Invasive species grow to be a problem in Asheville, thriving in the climate and wreaking major effects on our local environment and economy here in Asheville, experts say. RiverLink, an Asheville-based non-profit organization, works to maintain the French Broad River and remove invasive plant species nearby.
Alex Blue is a volunteer coordinator at RiverLink. Blue is not only the volunteer coordinator but is very knowledgeable about invasive plant species.
“Invasive plant species are a problem in Western North Carolina because our native species do not know how to compete with them because they never had to for hundreds of years before invasives arrived here,” Blue said.
According to Blue, invasive plants even have the power to affect local economies.
“There are farms that are right next to the river and if your riparian zone is constantly being taken over by Kudzu, that is cutting into your farm and possibly profits, and it is almost impossible to control,” Blue said.
RJ Taylor, the land resources manager at RiverLink, said local plants struggle to survive when pitted against invasive species.
“One of the key characteristics of an invasive plant is its ability to outcompete other plants in that ecological niche.” Taylor said.
One would not expect one plant to have a very big impact on an entire ecosystem, but Blue explained how one invasive species can affect an entire ecosystem, from the perspective of a beetle.
“Ecosystems are like a big circle. If I’m a beetle and I like to eat native honeysuckle, and that is replaced by Japanese honeysuckle because the Japanese honeysuckle out competed the native honeysuckle for nutrients, I can’t eat so I die. Then the bird who needs to eat me dies, then the owl who eats the bird dies. The North American parakeet has gone extinct because there is not enough rivercane for it to eat because invasives out competed rivercane for necessary nutrients,” Blue said.
Anne Read is the watershed resources coordinator at Riverlink and explained how invasive plants harm native plants and ecosystems.
“Invasive species take attention away from native plants in every way. Whether it is sunlight, space or water. They outcompete the native species for those important nutrients. Some invasives, like English ivy, actively choke native plants,” Read said.
Read also explained that invasive plant species do so well in the Asheville area due to the damp and rainy season, similarly to the southeast Asian area where vines like Kudzu are from
“Some invasives like Kudzu were brought over to control erosion and others like English ivy were brought over for aesthetic reasons. It’s pretty and grows easily on your house or yard,” Blue said.
When moving or traveling, it is easy to spread invasive plant species without realizing it, as they can be difficult to spot. Many states such as California do not allow plants to be brought into the state at all in order to stop the spread of invasives. An average person can stop the spread of invasives by educating themselves, according to Read.

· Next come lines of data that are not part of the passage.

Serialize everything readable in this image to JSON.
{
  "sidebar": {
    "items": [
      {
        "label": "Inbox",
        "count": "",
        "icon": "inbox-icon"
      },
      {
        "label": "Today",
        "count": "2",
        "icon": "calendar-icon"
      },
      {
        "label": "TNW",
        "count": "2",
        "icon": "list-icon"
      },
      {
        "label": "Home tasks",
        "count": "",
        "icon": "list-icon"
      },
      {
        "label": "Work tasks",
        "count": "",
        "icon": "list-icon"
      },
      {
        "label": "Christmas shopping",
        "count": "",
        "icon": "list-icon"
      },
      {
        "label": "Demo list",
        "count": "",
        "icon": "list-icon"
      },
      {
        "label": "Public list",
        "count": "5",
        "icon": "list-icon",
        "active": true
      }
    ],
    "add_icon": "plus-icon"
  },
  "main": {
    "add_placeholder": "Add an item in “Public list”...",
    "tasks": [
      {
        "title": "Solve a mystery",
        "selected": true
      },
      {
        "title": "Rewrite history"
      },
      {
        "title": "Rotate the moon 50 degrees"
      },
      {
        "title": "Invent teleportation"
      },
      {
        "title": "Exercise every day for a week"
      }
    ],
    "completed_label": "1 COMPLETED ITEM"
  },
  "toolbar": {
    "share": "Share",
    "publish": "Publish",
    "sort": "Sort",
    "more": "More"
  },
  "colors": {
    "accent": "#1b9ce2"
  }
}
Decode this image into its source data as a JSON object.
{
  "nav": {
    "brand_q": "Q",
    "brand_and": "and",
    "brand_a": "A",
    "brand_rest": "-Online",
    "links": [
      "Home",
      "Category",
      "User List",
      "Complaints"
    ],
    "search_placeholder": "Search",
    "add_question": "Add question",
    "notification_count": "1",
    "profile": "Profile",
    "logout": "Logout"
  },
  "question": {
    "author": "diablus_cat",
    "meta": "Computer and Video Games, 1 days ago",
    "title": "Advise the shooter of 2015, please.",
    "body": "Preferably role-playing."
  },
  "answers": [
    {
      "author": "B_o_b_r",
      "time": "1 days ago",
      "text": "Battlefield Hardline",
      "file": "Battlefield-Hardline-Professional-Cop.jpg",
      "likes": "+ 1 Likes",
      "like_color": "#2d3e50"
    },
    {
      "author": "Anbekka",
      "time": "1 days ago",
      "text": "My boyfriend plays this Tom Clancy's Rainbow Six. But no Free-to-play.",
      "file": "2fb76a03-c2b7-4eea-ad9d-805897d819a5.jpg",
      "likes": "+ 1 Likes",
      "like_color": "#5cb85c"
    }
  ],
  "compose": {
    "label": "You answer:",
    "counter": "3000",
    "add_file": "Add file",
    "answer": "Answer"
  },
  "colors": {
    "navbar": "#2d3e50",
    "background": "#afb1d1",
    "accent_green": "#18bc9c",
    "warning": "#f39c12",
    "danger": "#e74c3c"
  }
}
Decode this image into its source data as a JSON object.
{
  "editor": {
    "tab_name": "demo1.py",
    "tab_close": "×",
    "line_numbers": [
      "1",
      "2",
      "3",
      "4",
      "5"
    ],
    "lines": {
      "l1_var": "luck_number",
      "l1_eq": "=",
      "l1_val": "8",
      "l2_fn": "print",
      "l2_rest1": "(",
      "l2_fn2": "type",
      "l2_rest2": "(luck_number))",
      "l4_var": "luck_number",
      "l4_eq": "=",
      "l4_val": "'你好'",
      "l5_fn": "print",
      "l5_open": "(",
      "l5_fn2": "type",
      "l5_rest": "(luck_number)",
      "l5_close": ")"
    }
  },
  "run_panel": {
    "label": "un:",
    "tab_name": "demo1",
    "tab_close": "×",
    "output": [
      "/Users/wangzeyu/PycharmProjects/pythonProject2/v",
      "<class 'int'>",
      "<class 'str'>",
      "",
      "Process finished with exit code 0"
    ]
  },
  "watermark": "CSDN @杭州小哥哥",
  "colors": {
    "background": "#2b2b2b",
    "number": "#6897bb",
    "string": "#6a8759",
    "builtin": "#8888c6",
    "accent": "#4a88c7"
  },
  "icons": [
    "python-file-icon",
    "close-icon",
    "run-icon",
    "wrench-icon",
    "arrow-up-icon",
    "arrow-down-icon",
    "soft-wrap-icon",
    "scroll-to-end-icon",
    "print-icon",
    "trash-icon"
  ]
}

“Educate yourself. If you’re moving some plants or traveling, know your surroundings. Getting an expert involved is always a good idea,” Read said.
Riverlink works on controlling invasive species on 18 different sites in Asheville. One of which is Reed Creek Greenway, only five minutes away from UNC Asheville’s campus. Riverlink hosts public service days at Reed Creek Greenway to remove Kudzu, which is an easy way for students to get involved. Riverlink has a special events calendar where students and community members can see upcoming events.
“You don’t always have to get down and dirty to get involved with Riverlink. You can come out and just enjoy a festival and learn about our message. You don’t need to dig up Kudzu to learn about invasive species and what we do,” Blue said.
Riverfest is an example of a fun way to get involved with Riverlink, with its live music, local beer and food available for patrons. Riverfest serves as a fundraiser for Riverlink and will be held at New Belgium Brewing on July 20.